TASK: Once the data has been read, restate all of it exactly.

[Stored entries]
BEGIN

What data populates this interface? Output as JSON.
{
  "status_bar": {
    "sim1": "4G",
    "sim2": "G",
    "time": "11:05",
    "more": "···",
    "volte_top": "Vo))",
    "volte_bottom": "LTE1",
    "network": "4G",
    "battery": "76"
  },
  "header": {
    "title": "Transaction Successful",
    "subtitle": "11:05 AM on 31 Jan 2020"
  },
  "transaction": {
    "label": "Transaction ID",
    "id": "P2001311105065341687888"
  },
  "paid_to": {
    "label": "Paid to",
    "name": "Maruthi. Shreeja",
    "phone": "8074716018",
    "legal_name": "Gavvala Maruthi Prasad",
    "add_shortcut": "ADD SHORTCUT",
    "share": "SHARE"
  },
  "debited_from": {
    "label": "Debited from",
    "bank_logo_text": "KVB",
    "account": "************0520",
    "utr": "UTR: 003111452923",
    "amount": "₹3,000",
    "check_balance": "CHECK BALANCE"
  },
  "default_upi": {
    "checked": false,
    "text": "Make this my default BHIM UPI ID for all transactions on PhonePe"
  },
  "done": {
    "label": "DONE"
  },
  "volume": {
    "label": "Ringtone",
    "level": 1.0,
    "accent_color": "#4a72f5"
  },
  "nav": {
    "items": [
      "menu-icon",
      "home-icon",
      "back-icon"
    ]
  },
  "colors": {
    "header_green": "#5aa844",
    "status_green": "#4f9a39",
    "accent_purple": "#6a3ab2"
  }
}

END

TASK RESULT:
What data populates this interface? Output as JSON.
{
  "status_bar": {
    "sim1": "4G",
    "sim2": "G",
    "time": "11:05",
    "more": "···",
    "volte_top": "Vo))",
    "volte_bottom": "LTE1",
    "network": "4G",
    "battery": "76"
  },
  "header": {
    "title": "Transaction Successful",
    "subtitle": "11:05 AM on 31 Jan 2020"
  },
  "transaction": {
    "label": "Transaction ID",
    "id": "P2001311105065341687888"
  },
  "paid_to": {
    "label": "Paid to",
    "name": "Maruthi. Shreeja",
    "phone": "8074716018",
    "legal_name": "Gavvala Maruthi Prasad",
    "add_shortcut": "ADD SHORTCUT",
    "share": "SHARE"
  },
  "debited_from": {
    "label": "Debited from",
    "bank_logo_text": "KVB",
    "account": "************0520",
    "utr": "UTR: 003111452923",
    "amount": "₹3,000",
    "check_balance": "CHECK BALANCE"
  },
  "default_upi": {
    "checked": false,
    "text": "Make this my default BHIM UPI ID for all transactions on PhonePe"
  },
  "done": {
    "label": "DONE"
  },
  "volume": {
    "label": "Ringtone",
    "level": 1.0,
    "accent_color": "#4a72f5"
  },
  "nav": {
    "items": [
      "menu-icon",
      "home-icon",
      "back-icon"
    ]
  },
  "colors": {
    "header_green": "#5aa844",
    "status_green": "#4f9a39",
    "accent_purple": "#6a3ab2"
  }
}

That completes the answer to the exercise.